[Material for this task]
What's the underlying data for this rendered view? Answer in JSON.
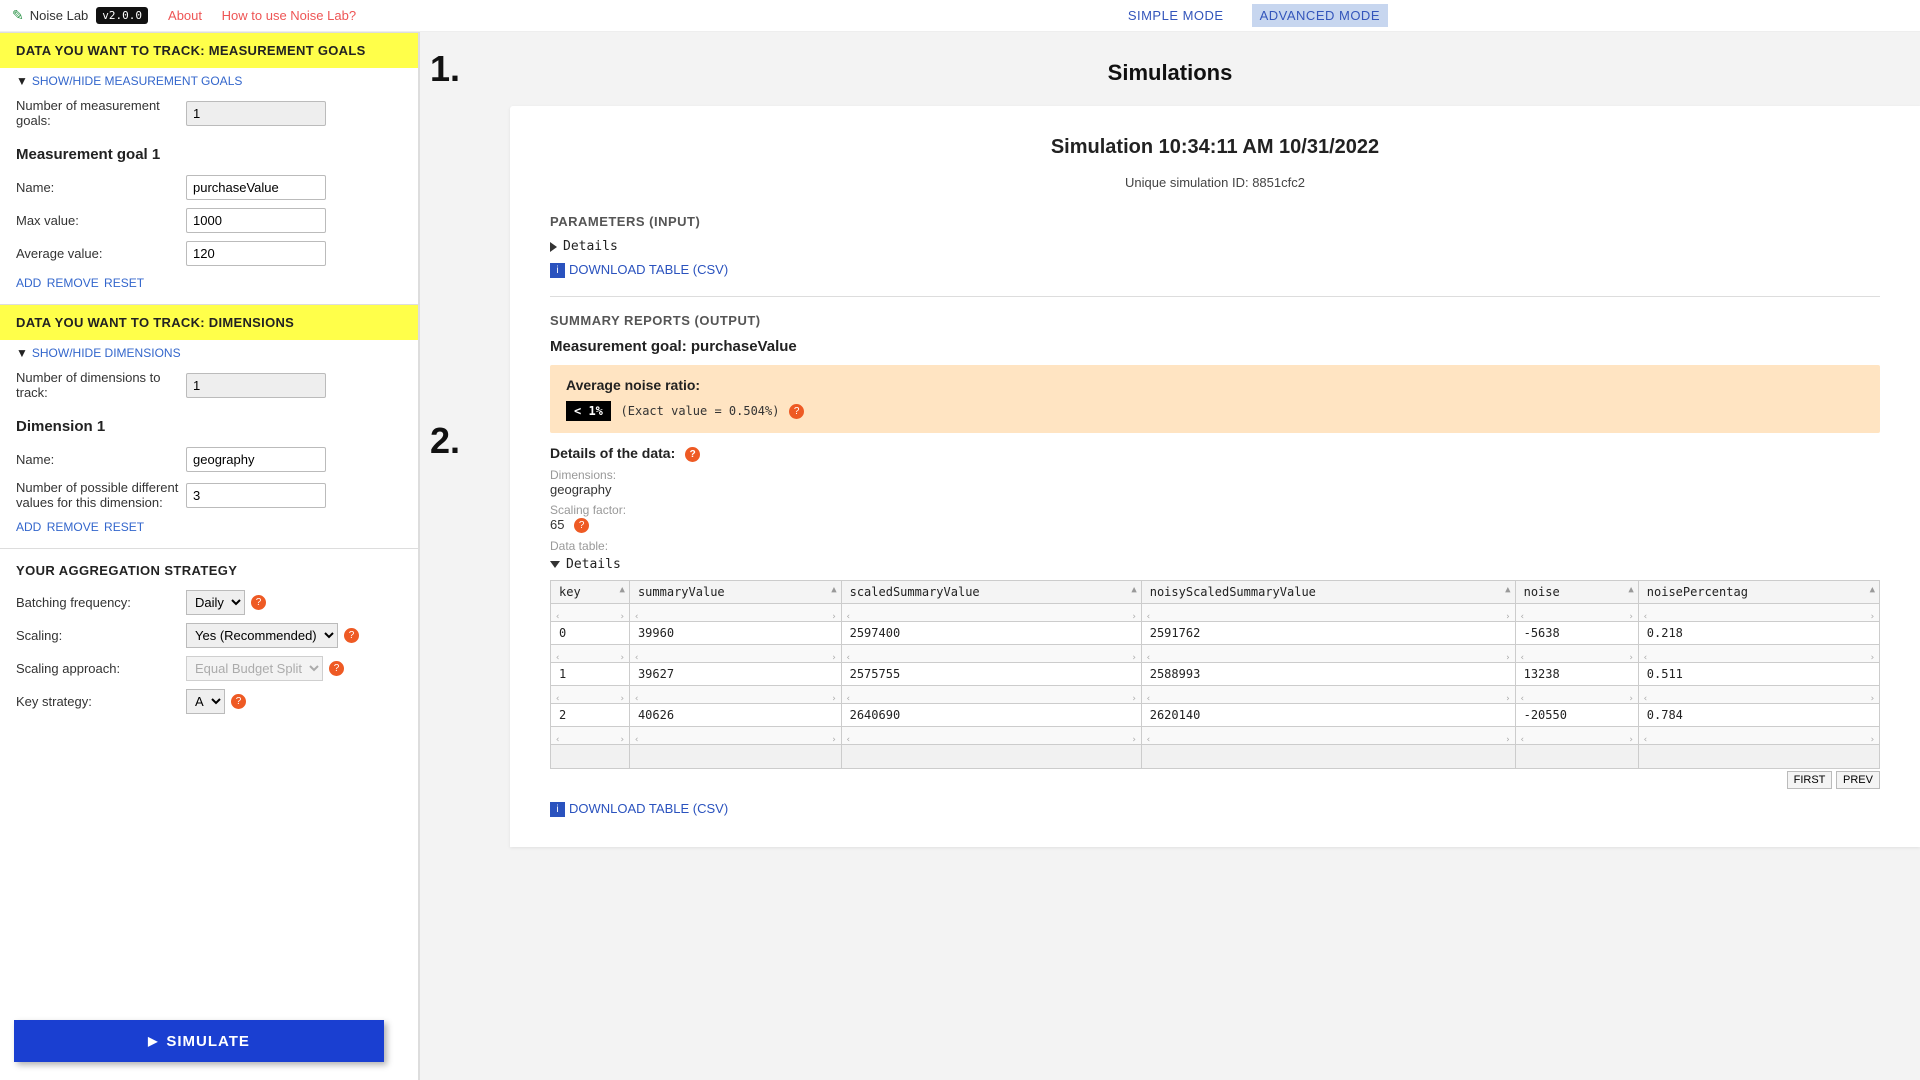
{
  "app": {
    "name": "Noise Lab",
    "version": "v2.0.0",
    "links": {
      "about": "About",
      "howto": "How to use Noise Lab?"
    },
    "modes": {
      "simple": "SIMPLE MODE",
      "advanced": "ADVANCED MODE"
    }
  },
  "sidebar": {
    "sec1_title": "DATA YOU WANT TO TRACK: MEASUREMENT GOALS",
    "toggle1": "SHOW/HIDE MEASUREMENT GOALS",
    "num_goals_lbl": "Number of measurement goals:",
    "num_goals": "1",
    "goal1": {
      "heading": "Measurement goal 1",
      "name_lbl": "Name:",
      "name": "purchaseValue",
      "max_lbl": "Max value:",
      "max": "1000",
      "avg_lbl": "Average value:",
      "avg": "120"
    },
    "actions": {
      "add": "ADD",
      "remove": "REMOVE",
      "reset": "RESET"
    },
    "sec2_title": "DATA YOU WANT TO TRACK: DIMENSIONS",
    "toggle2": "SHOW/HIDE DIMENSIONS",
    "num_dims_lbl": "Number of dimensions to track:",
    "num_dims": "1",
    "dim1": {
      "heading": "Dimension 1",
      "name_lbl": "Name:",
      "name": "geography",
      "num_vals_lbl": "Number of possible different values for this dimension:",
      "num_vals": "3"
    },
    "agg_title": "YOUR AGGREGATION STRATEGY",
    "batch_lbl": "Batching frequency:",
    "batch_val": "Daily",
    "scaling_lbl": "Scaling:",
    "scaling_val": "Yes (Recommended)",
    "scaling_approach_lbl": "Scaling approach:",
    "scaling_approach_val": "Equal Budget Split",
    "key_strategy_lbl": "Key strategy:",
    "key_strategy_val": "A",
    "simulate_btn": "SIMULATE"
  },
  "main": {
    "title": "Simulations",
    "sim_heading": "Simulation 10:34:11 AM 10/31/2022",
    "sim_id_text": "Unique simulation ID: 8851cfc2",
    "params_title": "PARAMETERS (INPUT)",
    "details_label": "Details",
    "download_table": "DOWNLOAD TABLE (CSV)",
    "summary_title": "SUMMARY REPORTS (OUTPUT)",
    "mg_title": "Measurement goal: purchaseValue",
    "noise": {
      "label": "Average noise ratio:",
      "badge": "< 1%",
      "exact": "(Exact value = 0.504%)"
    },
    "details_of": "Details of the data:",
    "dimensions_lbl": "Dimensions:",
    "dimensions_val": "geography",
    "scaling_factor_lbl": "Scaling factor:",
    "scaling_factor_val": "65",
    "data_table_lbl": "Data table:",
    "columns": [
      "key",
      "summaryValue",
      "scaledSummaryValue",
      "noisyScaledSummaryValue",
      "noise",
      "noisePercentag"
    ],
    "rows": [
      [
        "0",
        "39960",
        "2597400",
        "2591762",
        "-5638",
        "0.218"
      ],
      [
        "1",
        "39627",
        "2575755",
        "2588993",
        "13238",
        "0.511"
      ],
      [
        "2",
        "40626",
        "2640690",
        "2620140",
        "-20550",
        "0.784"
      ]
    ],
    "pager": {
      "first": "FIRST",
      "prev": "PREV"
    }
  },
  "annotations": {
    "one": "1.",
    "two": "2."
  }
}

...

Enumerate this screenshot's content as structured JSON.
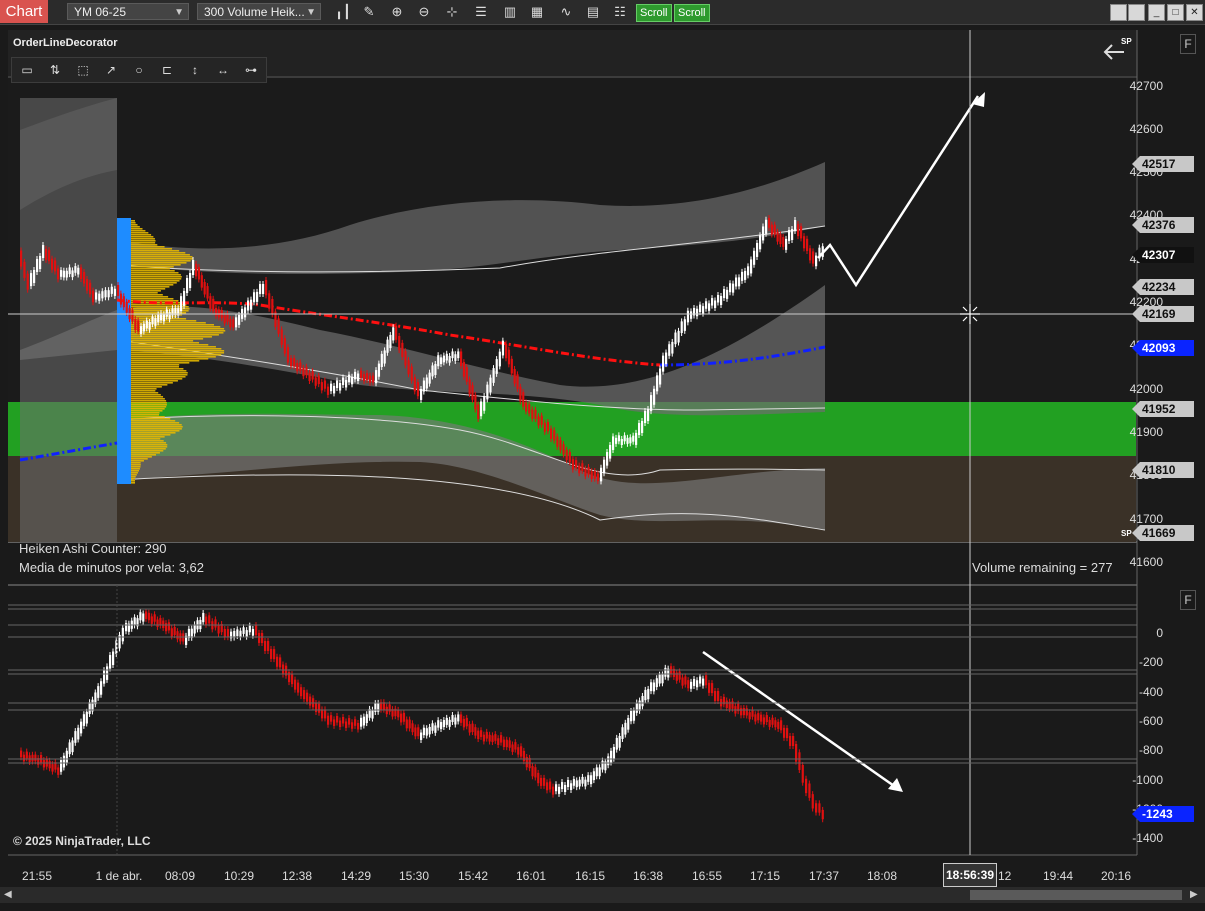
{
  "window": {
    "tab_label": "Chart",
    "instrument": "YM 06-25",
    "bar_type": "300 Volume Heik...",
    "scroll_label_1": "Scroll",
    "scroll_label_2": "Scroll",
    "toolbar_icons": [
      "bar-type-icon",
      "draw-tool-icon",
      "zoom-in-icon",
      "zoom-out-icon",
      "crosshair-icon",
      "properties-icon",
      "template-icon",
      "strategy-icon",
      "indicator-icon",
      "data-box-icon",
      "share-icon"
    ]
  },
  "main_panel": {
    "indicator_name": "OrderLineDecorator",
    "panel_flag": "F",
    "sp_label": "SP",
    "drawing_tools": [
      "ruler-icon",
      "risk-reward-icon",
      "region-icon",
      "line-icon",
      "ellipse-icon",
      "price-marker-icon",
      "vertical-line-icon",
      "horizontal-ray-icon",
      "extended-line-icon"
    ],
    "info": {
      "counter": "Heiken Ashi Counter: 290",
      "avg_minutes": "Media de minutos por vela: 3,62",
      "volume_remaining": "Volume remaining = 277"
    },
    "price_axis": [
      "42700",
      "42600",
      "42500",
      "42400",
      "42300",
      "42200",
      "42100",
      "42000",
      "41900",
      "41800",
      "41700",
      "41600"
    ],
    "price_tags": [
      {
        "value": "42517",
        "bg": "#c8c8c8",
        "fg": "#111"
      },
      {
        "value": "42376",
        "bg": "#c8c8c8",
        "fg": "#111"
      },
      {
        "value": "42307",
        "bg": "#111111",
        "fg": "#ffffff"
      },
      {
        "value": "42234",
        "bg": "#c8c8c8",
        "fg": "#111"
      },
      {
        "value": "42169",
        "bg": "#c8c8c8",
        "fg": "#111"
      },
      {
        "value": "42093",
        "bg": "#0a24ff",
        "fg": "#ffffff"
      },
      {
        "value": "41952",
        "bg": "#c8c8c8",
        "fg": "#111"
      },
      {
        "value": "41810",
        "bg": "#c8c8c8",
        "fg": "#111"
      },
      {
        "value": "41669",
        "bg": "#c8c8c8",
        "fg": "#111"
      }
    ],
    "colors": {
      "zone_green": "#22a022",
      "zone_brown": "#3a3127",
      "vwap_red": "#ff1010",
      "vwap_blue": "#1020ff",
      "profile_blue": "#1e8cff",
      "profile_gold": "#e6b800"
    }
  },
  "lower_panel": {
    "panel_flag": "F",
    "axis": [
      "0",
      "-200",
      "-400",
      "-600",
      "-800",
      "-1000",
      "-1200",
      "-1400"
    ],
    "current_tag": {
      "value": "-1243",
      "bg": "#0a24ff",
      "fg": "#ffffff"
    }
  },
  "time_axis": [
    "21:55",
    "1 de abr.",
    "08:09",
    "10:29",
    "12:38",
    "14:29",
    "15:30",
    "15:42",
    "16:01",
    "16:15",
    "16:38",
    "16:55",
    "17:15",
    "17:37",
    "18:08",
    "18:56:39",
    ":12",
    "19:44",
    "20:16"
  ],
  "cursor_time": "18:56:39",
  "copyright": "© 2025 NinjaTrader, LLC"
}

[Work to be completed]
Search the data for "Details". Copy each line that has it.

[Task output]
    "details_label": "Details",
    "details_of": "Details of the data:",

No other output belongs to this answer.